_Goal of the exercise_
Look through the records, and whenever a line includes the word "meeting", copy it.

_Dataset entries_
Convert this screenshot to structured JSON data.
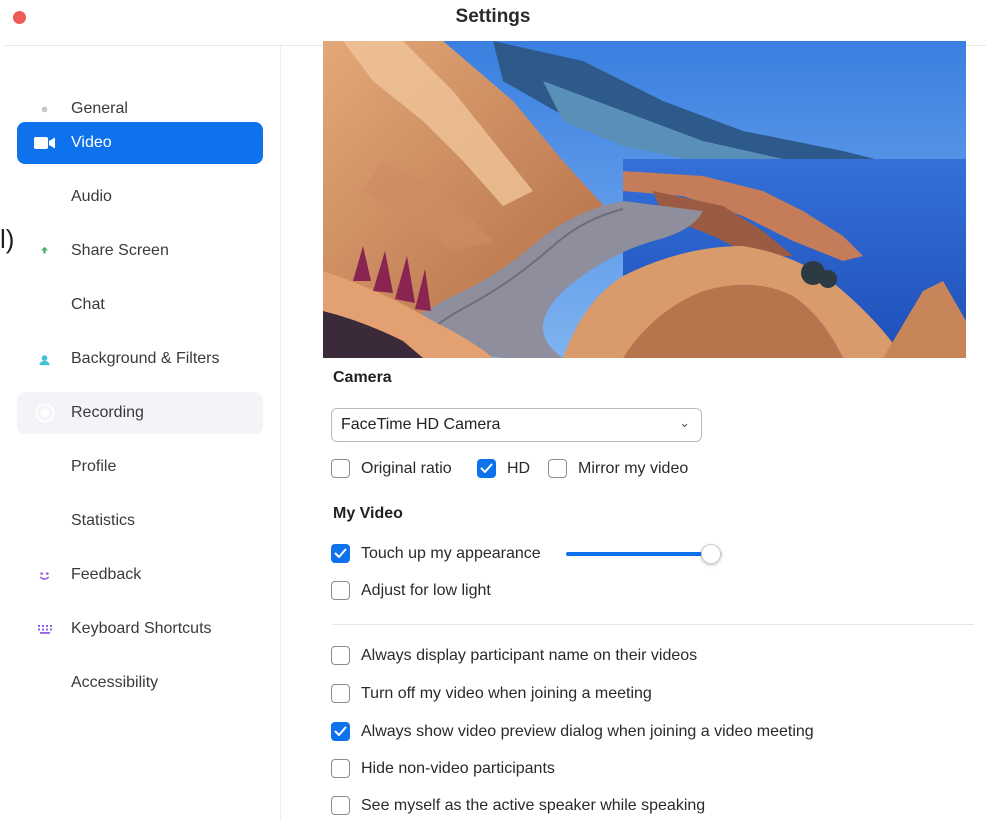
{
  "window": {
    "title": "Settings"
  },
  "stray_text": "l)",
  "sidebar": {
    "items": [
      {
        "label": "General",
        "icon": "gear-icon",
        "color": "#c8c8cc",
        "state": "normal"
      },
      {
        "label": "Video",
        "icon": "video-camera-icon",
        "color": "#0e72ed",
        "state": "active"
      },
      {
        "label": "Audio",
        "icon": "headphones-icon",
        "color": "#3fb36b",
        "state": "normal"
      },
      {
        "label": "Share Screen",
        "icon": "share-screen-icon",
        "color": "#3fb36b",
        "state": "normal"
      },
      {
        "label": "Chat",
        "icon": "chat-bubble-icon",
        "color": "#2fb4c9",
        "state": "normal"
      },
      {
        "label": "Background & Filters",
        "icon": "background-portrait-icon",
        "color": "#3fc2d4",
        "state": "normal"
      },
      {
        "label": "Recording",
        "icon": "record-icon",
        "color": "#2fa9e8",
        "state": "hover"
      },
      {
        "label": "Profile",
        "icon": "profile-person-icon",
        "color": "#2e8ef0",
        "state": "normal"
      },
      {
        "label": "Statistics",
        "icon": "bar-chart-icon",
        "color": "#b26ad6",
        "state": "normal"
      },
      {
        "label": "Feedback",
        "icon": "smiley-icon",
        "color": "#a05fdc",
        "state": "normal"
      },
      {
        "label": "Keyboard Shortcuts",
        "icon": "keyboard-icon",
        "color": "#8f62e0",
        "state": "normal"
      },
      {
        "label": "Accessibility",
        "icon": "accessibility-icon",
        "color": "#6f63e3",
        "state": "normal"
      }
    ]
  },
  "camera": {
    "heading": "Camera",
    "selected_camera": "FaceTime HD Camera",
    "options": [
      {
        "label": "Original ratio",
        "checked": false
      },
      {
        "label": "HD",
        "checked": true
      },
      {
        "label": "Mirror my video",
        "checked": false
      }
    ]
  },
  "my_video": {
    "heading": "My Video",
    "touch_up": {
      "label": "Touch up my appearance",
      "checked": true,
      "level_fraction": 0.93
    },
    "low_light": {
      "label": "Adjust for low light",
      "checked": false
    }
  },
  "general_options": [
    {
      "label": "Always display participant name on their videos",
      "checked": false
    },
    {
      "label": "Turn off my video when joining a meeting",
      "checked": false
    },
    {
      "label": "Always show video preview dialog when joining a video meeting",
      "checked": true
    },
    {
      "label": "Hide non-video participants",
      "checked": false
    },
    {
      "label": "See myself as the active speaker while speaking",
      "checked": false
    }
  ],
  "colors": {
    "accent": "#0e72ed",
    "close_button": "#ee5b56"
  }
}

_Output for this exercise_
      "label": "Turn off my video when joining a meeting",
      "label": "Always show video preview dialog when joining a video meeting",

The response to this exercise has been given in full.